From project to product
PowerStep’s final conference is scheduled for 16-17 May at the IFAT Trade Fair in Munich, Germany, which is billed as the world’s leading trade fair for environmental technologies. With the project coming to a close, the consortium has drawn up a list of asks to policymakers, to help implement their innovation across Europe:
- The EU should recognise that biogas from sewage has a lower environmental footprint than other forms of biogas and biofuels. This should be reflected in national renewables support schemes and energy taxes i.e. biogas from sewage should get “the highest possible levels of public support and financing”.
- Green public procurement (GPP) criteria for wastewater treatment plants should be extended to promote energy neutral or energy positive plants (today they only promote energy efficiency). That said, wastewater treatment plants should always first be made as efficient as possible, and only then upgraded to become energy producers. The consortium recommends that access to EU regional development funds is made continent on energy efficiency investments, including in wastewater treatment plants.
- PowerStep needs power-to-gas (P2G) to be defined as a form of energy storage. Wastewater treatment plants do P2G when they use power from the grid to upgrade biogas to biomethane. Like other forms of P2G, this is a way of storing energy that can support the further deployment of variable renewables like wind and sun power. The European Commission opens the door to P2G in its power market redesign proposals in the Clean Energy Package, but this still needs to be approved by MEPs and Member States.
Separately, in a waste-to-energy paper in January 2017, the Commission identified the upgrade of biogas to biomethane as the best way of increasing the energy efficiency of anaerobic digestion.
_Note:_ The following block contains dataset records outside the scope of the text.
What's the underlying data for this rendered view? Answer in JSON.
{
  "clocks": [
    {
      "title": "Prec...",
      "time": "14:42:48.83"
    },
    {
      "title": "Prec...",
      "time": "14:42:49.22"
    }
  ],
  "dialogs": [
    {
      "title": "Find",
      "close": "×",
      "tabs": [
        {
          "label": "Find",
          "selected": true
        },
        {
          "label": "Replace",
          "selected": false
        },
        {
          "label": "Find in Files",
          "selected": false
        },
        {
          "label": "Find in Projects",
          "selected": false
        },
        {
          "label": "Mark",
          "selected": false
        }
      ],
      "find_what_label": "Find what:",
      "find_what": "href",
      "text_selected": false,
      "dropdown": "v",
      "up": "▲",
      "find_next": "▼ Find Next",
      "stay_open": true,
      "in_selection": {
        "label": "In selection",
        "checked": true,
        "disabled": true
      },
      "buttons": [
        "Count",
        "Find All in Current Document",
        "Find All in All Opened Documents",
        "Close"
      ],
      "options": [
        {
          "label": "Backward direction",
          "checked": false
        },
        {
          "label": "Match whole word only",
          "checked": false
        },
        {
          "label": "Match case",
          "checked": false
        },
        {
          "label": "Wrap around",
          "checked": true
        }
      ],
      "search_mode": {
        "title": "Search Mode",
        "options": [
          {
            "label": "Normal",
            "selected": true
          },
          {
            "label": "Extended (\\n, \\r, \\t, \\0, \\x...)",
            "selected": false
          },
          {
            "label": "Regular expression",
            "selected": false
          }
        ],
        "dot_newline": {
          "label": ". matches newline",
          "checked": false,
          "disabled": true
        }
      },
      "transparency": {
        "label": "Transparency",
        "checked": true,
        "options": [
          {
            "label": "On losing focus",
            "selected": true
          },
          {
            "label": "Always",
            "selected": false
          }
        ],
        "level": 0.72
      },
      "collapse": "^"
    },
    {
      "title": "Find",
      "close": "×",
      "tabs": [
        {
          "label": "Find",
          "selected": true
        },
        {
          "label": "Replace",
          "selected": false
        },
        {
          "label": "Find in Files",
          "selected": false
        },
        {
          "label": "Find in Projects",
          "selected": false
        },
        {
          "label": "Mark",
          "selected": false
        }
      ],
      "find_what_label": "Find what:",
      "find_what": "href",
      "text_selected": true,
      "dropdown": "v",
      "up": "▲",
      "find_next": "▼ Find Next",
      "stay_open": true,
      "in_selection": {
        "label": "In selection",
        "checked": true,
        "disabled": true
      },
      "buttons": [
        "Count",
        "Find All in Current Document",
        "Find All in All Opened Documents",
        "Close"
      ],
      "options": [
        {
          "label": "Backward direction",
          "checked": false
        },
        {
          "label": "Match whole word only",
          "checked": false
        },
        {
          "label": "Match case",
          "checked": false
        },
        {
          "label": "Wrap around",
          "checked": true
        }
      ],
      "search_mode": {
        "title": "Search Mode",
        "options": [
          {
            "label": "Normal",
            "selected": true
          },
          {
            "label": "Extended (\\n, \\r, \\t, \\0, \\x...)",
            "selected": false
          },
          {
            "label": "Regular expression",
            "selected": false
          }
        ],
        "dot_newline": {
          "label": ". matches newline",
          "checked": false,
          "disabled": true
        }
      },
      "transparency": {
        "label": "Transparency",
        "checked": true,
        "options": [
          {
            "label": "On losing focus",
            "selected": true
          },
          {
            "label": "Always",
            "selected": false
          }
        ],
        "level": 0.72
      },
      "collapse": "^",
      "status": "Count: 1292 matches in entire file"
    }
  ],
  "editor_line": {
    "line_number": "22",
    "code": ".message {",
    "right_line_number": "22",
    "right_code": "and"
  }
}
The biggest challenge of all however, says the PowerStep consortium, is attracting the interest of EU energy policymakers in the first place. Wastewater treatment plants are not part of a country’s energy infrastructure. They have to date been a more natural fit with the circular economy – another major EU initiative – as recovery points for nutrients alongside clean water. But with the circular and low-carbon economy agendas increasingly aligned, wastewater treatment plants are in a sweet spot that could tick a lot of boxes for EU policymakers.